_Your instructions_
Lines in the listing below that hold "Romeo" are the ones to copy.
┌────────
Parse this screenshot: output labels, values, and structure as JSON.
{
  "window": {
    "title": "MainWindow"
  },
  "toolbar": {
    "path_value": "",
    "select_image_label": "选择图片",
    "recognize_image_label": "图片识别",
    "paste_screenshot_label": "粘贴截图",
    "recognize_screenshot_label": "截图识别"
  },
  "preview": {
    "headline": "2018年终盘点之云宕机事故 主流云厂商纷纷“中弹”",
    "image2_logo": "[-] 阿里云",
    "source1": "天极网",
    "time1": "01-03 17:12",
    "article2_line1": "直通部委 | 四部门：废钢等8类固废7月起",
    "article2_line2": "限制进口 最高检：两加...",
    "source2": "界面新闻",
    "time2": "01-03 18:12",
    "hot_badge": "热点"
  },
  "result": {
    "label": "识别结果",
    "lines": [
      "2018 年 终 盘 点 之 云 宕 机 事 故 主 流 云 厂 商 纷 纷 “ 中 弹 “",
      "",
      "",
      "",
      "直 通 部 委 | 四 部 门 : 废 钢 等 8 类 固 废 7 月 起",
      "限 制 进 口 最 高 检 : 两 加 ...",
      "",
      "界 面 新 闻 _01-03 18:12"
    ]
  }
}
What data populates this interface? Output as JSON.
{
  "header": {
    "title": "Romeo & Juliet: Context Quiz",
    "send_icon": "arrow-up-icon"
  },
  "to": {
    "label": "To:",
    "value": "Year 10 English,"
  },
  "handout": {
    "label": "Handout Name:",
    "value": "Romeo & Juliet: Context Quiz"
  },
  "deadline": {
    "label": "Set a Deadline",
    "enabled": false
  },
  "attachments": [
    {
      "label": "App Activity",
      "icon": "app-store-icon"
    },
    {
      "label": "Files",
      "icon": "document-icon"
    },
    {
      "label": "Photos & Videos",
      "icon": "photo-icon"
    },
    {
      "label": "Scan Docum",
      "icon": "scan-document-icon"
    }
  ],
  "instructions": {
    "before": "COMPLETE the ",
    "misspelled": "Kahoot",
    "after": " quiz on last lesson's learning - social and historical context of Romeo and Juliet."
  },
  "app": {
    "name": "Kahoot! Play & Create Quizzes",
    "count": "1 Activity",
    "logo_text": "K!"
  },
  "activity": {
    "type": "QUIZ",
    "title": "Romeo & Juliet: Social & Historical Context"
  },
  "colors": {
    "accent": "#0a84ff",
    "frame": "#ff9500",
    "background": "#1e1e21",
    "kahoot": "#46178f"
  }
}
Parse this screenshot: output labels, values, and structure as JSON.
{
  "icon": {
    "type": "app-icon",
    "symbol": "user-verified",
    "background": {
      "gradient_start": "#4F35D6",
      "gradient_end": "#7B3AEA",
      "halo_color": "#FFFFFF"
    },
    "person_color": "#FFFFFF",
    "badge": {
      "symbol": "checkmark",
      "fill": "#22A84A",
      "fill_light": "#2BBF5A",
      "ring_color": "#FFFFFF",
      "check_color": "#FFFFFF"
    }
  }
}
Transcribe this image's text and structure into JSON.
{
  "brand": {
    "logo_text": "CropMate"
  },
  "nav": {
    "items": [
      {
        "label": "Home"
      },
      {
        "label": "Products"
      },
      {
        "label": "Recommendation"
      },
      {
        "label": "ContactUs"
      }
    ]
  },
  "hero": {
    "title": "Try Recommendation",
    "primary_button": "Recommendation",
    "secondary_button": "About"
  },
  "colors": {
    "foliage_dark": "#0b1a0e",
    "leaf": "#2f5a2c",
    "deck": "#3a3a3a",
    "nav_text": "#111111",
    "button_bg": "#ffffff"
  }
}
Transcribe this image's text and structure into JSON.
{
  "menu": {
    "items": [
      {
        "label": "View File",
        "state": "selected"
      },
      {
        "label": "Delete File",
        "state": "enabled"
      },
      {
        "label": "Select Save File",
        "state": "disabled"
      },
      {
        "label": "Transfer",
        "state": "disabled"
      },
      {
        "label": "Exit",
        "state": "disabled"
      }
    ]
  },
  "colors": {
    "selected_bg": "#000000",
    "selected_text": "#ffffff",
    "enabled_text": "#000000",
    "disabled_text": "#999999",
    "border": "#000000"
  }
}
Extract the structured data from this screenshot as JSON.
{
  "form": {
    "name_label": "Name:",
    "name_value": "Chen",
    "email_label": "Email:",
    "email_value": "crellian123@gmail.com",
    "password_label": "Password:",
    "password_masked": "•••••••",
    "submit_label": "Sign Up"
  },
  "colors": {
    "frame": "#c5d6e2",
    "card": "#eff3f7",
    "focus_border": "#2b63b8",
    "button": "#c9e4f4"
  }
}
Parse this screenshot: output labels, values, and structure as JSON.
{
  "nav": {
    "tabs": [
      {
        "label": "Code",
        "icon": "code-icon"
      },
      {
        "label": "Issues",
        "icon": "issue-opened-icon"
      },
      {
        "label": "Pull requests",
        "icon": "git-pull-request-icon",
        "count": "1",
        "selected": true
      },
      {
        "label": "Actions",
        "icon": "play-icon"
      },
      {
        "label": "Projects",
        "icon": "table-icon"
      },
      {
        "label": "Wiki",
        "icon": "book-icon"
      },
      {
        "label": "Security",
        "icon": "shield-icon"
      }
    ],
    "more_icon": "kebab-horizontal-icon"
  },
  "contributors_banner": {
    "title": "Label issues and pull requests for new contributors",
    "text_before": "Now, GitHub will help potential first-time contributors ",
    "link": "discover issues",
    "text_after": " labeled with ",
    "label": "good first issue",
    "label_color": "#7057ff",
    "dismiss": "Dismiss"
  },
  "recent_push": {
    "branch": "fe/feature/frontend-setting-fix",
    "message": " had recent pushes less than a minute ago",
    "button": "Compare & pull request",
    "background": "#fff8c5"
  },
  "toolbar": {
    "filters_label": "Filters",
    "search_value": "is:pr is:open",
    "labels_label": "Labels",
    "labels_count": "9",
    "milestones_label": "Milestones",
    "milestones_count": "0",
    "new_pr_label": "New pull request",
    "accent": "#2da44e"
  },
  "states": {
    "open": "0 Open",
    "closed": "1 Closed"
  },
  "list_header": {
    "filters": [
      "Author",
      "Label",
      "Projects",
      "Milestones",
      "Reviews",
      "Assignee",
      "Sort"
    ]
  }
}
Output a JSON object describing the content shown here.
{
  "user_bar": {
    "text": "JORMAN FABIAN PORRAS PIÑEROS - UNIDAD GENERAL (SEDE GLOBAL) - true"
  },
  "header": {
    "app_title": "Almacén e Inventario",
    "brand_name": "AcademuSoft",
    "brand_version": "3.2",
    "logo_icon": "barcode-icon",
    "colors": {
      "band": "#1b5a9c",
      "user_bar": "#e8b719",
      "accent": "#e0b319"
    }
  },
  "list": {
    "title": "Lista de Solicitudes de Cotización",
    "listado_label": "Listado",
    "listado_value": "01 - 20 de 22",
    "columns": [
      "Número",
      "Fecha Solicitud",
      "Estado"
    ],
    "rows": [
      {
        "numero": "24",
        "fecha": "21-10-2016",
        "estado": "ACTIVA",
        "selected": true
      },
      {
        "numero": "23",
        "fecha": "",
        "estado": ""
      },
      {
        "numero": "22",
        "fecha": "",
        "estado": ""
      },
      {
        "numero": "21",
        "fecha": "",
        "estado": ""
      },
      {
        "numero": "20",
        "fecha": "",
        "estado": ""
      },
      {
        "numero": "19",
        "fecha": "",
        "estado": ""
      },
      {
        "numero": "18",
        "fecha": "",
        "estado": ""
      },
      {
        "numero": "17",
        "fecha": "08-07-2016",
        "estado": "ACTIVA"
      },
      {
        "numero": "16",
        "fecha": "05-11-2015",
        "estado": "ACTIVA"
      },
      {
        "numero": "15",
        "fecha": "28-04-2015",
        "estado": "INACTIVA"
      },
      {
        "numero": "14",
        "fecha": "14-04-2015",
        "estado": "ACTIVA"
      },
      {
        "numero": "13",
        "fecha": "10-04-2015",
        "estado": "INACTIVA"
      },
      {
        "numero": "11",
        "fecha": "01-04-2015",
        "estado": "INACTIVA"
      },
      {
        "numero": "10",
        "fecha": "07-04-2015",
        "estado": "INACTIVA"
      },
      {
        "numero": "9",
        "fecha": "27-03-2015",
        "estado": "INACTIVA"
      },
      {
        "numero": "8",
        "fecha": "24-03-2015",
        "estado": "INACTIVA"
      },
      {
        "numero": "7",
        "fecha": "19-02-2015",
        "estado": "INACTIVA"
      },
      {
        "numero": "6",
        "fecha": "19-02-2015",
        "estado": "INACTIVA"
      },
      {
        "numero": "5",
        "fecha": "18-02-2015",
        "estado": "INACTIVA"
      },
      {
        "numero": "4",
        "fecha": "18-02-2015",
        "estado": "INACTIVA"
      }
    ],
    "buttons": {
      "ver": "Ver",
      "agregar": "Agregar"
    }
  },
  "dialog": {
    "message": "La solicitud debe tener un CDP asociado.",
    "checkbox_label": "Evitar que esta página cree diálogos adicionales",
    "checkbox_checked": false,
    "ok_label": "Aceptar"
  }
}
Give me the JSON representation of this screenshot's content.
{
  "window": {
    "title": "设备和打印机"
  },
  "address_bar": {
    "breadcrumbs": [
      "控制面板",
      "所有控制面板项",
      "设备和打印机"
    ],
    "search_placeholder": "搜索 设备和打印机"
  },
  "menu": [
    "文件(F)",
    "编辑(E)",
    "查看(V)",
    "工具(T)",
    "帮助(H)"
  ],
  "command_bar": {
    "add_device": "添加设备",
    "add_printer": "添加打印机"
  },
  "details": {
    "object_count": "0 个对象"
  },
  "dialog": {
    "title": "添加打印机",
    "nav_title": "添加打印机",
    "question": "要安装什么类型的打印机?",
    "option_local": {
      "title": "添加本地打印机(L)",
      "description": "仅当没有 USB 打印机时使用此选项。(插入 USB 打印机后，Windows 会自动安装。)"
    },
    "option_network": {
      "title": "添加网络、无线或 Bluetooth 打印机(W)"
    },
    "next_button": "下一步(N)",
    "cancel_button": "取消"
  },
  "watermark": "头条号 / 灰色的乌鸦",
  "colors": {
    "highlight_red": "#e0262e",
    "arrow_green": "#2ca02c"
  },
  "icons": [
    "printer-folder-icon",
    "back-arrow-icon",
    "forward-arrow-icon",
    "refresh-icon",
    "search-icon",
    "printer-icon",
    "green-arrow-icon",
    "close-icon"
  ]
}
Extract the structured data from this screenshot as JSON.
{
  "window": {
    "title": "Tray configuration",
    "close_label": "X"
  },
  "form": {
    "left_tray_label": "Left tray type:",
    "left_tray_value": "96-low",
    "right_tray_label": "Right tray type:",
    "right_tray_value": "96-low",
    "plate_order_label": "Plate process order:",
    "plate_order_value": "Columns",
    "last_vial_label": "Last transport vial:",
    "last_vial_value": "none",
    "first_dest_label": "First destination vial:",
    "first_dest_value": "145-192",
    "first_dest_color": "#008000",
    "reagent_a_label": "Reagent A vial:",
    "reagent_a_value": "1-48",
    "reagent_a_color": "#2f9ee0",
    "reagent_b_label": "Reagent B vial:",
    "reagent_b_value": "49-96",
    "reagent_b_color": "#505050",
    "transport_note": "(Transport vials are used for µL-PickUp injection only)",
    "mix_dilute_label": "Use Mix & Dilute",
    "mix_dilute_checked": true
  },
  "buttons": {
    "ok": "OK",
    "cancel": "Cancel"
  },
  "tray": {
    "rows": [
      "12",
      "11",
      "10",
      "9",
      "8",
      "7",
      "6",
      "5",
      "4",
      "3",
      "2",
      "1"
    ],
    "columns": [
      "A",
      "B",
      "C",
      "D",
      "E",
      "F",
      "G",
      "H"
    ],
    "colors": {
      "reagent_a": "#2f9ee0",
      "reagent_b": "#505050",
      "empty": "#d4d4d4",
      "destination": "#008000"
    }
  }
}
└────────
_Solution_
    "title": "Romeo & Juliet: Context Quiz",
    "value": "Romeo & Juliet: Context Quiz"
    "after": " quiz on last lesson's learning - social and historical context of Romeo and Juliet."
    "title": "Romeo & Juliet: Social & Historical Context"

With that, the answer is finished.